== EXERCISE PROMPT ==
Determine how many lines in the entries contain the word "title", and give that number with no other text.

== EXERCISE INPUT ==
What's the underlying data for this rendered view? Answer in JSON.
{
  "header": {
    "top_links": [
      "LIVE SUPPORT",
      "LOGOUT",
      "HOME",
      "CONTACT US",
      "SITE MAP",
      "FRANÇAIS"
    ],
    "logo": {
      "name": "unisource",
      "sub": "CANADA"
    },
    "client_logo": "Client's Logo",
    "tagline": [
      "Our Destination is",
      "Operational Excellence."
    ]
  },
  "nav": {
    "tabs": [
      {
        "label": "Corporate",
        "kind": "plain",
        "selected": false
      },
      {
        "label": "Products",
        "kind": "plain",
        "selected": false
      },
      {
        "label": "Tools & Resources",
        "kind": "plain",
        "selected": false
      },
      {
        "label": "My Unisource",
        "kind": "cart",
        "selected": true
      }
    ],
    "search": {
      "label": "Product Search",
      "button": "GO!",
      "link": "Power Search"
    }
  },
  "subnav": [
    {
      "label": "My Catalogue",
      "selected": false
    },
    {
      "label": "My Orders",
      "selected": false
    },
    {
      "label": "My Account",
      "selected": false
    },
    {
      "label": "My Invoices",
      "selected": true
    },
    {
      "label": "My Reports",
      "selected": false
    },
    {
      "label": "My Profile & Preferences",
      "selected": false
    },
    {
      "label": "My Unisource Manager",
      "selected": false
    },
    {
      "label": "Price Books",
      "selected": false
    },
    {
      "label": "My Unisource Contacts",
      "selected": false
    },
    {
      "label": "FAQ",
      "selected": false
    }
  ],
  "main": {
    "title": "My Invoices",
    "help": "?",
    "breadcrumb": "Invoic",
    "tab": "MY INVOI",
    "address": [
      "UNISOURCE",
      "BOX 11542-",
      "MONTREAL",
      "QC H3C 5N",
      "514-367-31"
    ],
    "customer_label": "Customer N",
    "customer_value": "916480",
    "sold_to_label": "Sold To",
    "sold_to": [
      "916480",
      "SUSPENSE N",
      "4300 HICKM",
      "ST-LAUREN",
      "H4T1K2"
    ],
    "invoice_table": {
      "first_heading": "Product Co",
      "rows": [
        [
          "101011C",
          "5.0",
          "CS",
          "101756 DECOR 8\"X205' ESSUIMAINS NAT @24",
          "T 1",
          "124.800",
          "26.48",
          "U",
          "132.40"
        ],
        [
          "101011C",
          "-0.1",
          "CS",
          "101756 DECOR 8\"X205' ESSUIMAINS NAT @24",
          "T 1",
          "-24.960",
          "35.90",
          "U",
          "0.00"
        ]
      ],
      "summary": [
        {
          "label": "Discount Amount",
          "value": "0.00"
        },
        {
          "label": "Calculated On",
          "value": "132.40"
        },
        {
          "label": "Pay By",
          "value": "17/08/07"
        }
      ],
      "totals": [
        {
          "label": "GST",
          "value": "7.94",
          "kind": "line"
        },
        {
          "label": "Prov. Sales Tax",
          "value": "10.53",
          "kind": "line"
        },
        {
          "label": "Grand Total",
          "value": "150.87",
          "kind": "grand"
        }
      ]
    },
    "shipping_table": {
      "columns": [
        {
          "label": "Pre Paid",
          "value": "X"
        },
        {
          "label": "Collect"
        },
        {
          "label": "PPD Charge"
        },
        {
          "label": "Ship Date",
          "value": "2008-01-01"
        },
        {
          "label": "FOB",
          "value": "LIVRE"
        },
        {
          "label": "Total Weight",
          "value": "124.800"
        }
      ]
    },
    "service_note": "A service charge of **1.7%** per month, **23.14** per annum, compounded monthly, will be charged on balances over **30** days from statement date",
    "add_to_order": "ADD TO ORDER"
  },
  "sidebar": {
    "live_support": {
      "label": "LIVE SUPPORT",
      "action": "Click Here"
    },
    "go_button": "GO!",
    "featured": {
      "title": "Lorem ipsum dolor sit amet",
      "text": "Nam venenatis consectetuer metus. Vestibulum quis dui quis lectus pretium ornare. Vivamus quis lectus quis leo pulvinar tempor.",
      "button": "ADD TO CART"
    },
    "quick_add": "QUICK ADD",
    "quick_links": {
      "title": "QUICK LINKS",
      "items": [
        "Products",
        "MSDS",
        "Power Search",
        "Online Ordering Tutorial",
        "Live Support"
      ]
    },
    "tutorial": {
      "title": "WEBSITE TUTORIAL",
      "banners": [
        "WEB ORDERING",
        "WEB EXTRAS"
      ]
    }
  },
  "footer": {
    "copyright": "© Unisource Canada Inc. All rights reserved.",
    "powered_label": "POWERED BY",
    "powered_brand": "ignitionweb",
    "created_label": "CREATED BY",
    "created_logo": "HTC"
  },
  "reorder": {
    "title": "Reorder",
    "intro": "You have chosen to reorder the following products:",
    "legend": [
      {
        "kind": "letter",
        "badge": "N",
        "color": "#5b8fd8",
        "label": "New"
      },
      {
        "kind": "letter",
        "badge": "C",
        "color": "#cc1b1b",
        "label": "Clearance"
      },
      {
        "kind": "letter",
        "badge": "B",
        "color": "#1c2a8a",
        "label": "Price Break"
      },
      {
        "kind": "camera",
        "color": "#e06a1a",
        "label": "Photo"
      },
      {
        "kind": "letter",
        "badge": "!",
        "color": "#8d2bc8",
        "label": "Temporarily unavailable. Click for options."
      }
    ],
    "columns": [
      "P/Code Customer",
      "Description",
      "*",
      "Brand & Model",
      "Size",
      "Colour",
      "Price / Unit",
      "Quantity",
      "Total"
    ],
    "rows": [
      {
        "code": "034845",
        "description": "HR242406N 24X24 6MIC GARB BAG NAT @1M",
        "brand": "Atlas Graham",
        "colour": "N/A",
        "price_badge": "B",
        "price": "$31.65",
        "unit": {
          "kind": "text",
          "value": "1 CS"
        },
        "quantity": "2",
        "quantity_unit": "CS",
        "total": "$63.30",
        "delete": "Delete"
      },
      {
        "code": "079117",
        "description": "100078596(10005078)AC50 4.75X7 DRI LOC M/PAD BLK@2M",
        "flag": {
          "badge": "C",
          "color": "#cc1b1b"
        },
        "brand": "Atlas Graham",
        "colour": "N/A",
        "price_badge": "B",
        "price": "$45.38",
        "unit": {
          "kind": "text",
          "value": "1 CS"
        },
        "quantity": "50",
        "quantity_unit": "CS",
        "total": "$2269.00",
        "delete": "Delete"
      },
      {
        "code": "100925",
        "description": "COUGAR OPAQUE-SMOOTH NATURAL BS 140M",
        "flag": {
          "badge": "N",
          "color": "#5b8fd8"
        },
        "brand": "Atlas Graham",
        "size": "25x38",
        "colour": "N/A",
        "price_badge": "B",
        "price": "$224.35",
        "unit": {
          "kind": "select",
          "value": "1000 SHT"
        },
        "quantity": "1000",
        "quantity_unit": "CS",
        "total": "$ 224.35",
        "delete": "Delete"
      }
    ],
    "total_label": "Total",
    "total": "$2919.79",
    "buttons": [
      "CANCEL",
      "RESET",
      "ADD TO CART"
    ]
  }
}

== THE COMPLETED TASK ==
5